weather icon Mostly Cloudy

Research candidates before voting

We have a crucial election for two vacant Boulder City council seats coming up. All of us have been told, “Get out and vote.”

Exercising your right to vote is important but most significant is who you vote for. Many of us make the decision based on someone’s good looks, comfortable demeanor, their charm or wit and even the way they communicate.

Of course, all of these qualities play a small part of the equation but the most meaningful trait is what the individual stands for, what they represent and whether or not they align themselves with your own wants and desires for the community in which you live.

You must look at each candidate, research their background, understand the many issues our city is faced with and what their point of view is. Thomas Edison said, “Five percent of the people think; 10 percent of the people think they think; and the other 85 percent would rather die than think.”

That’s right, think it through. Strive to be in the 5 percent.

Spend the time and do some thinking. The direction of the city for the next several years hangs in the balance. Your vote is vital, make it count.

Don’t look for a pretty face or a well-worn suit and, by all means, be careful for what you wish for. Take the time to do the research. Read each candidate’s bio on the Boulder City website. Talk to friends and acquaintances and learn as much as you can about each contender.

Then and only then, think it through and vote for who you believe will best make the right decisions for you, your neighbors and our illustrious city.

Remember the old adage: “If you don’t plan your life, someone will plan it for you and you may not like what they planned.”

The same holds true for voting. If you don’t vote, someone will vote for you and you may not like the way they voted.

The opinions expressed above belong solely to the author and do not represent the views of the Boulder City Review. They have been edited solely for grammar, spelling and style, and have not been checked for accuracy of the viewpoints.

G. Kevin Savord is currently a professional pilot and former small business owner. He can be reached at gksavord@gmail.com.

Don't miss the big stories. Like us on Facebook.
December wonderful time to be in BC

As Andy Williams once sang, “It’s the Most Wonderful Time of the Year.”

Americans have ‘un-conventional’ source of hope

Before launching into the topic of today’s column, I hope you and your family enjoyed a bountiful Thanksgiving celebration featuring togetherness, good food and, perhaps above all else, good health. I am particularly thankful for my wife and family, the many blessings received over the last year and to be counted as a citizen of the United States of America.
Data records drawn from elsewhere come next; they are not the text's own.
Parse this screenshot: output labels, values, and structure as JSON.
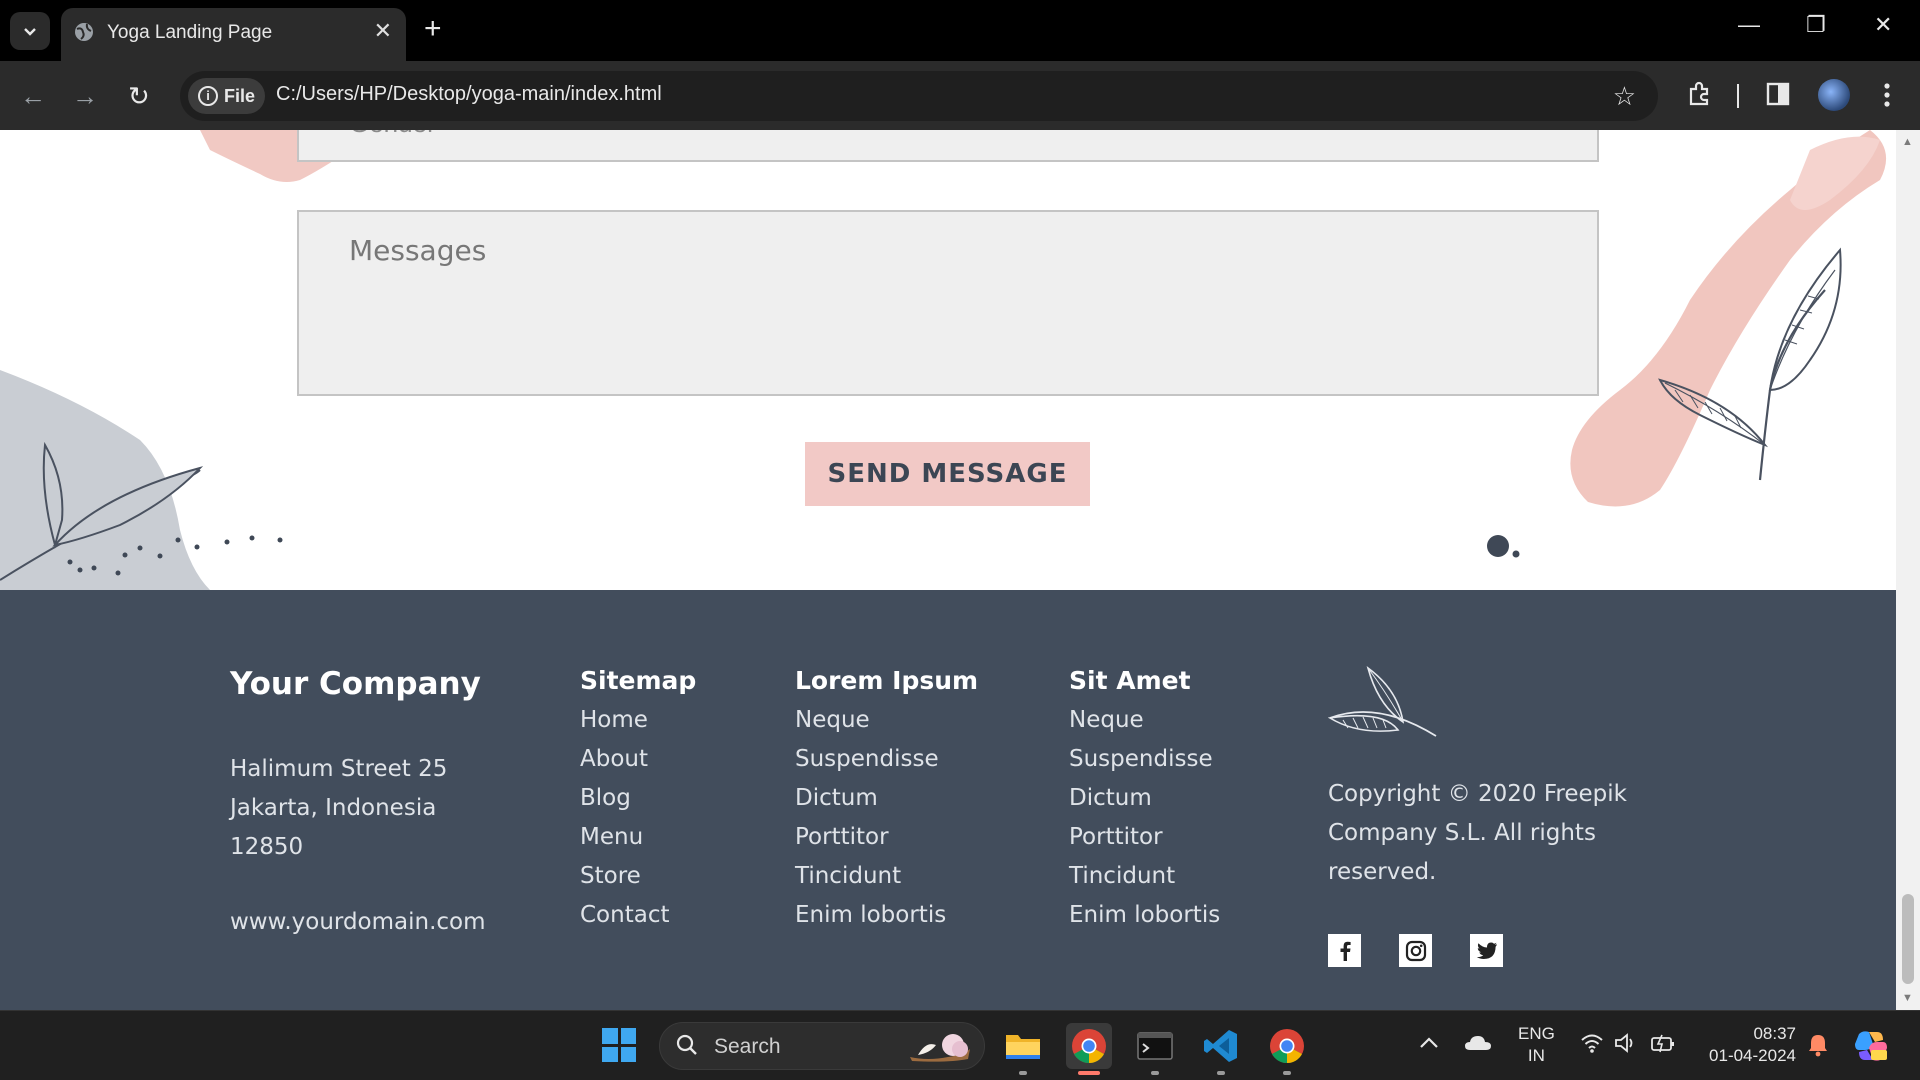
{
  "browser": {
    "tab_title": "Yoga Landing Page",
    "tab_close": "✕",
    "new_tab": "+",
    "file_chip": "File",
    "info_glyph": "i",
    "url": "C:/Users/HP/Desktop/yoga-main/index.html",
    "window_controls": {
      "minimize": "—",
      "restore": "❐",
      "close": "✕"
    },
    "nav": {
      "back": "←",
      "forward": "→",
      "reload": "↻"
    },
    "icons": {
      "tab_list": "chevron-down-icon",
      "favicon": "globe-icon",
      "bookmark": "star-icon",
      "extensions": "puzzle-icon",
      "side_panel": "side-panel-icon",
      "menu": "more-vert-icon"
    }
  },
  "form": {
    "gender_placeholder": "Gender",
    "messages_placeholder": "Messages",
    "send_button": "SEND MESSAGE"
  },
  "footer": {
    "company": {
      "name": "Your Company",
      "address_line1": "Halimum Street 25",
      "address_line2": "Jakarta, Indonesia",
      "address_line3": "12850",
      "website": "www.yourdomain.com"
    },
    "sitemap": {
      "title": "Sitemap",
      "items": [
        "Home",
        "About",
        "Blog",
        "Menu",
        "Store",
        "Contact"
      ]
    },
    "lorem": {
      "title": "Lorem Ipsum",
      "items": [
        "Neque",
        "Suspendisse",
        "Dictum",
        "Porttitor",
        "Tincidunt",
        "Enim lobortis"
      ]
    },
    "sit": {
      "title": "Sit Amet",
      "items": [
        "Neque",
        "Suspendisse",
        "Dictum",
        "Porttitor",
        "Tincidunt",
        "Enim lobortis"
      ]
    },
    "copyright_line1": "Copyright © 2020 Freepik",
    "copyright_line2": "Company S.L. All rights reserved.",
    "socials": [
      "facebook-icon",
      "instagram-icon",
      "twitter-icon"
    ]
  },
  "taskbar": {
    "search_label": "Search",
    "apps": [
      "file-explorer-icon",
      "chrome-icon",
      "terminal-icon",
      "vscode-icon",
      "chrome-icon"
    ],
    "lang_line1": "ENG",
    "lang_line2": "IN",
    "time": "08:37",
    "date": "01-04-2024"
  },
  "colors": {
    "footer_bg": "#424d5c",
    "button_bg": "#f2c9c6",
    "accent_pink": "#e9a9a0",
    "chrome_dark": "#2b2b2b"
  }
}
Give thanks for all we have

Because the Boulder City Review publishes on Thursdays, I get the honor of wishing all of our readers a “Happy Thanksgiving” each year — and this year is no exception.

Much can be done in an hour

Have you ever figured out just what an hour a day represents? How often have you wanted to do something but said, “I didn’t have the time”?

Consider alternative ideas for lawn’s replacement

History is the story we want to pass on to future generations, hopefully somewhere they can find it. How we tell the story for future generations is the responsibility of the present generation.

City true winner from elections

After months of campaigning, the 2022 election is complete. Ballots have been counted and congratulations are in order for those who were elected.

Low-cost grocery store needed

One of the hot topics I’m hearing discussed in town is whether or not Boulder City needs a second grocery store. There is a question on the ballot this month (by the time this piece is published, the votes will have already been cast) regarding whether or not to allocate land at the corner of Veterans Memorial Drive and Boulder City Parkway for a shopping center that would include space for a new grocery store.

Pelletier’s dedication was blessing for city

After five years of service to Boulder City, Finance Director Diane Pelletier is retiring. I was mayor in 2018 when Interim City Manager Scott Hanson hired Diane. She came to us after 18 years of distinguished service for the Atlanta Regional Commission and 12 more for the Orange Water and Sewer Authority in North Carolina. We thought she was a major steal at the time. And she’s proved us right in every respect.

Media is the mess-age

My entire, mostly monolithic career was spent as a commercial broadcast professional. Knowing at an early age broadcast would be my chosen field, I took requisite communications studies preparatory to entering the business.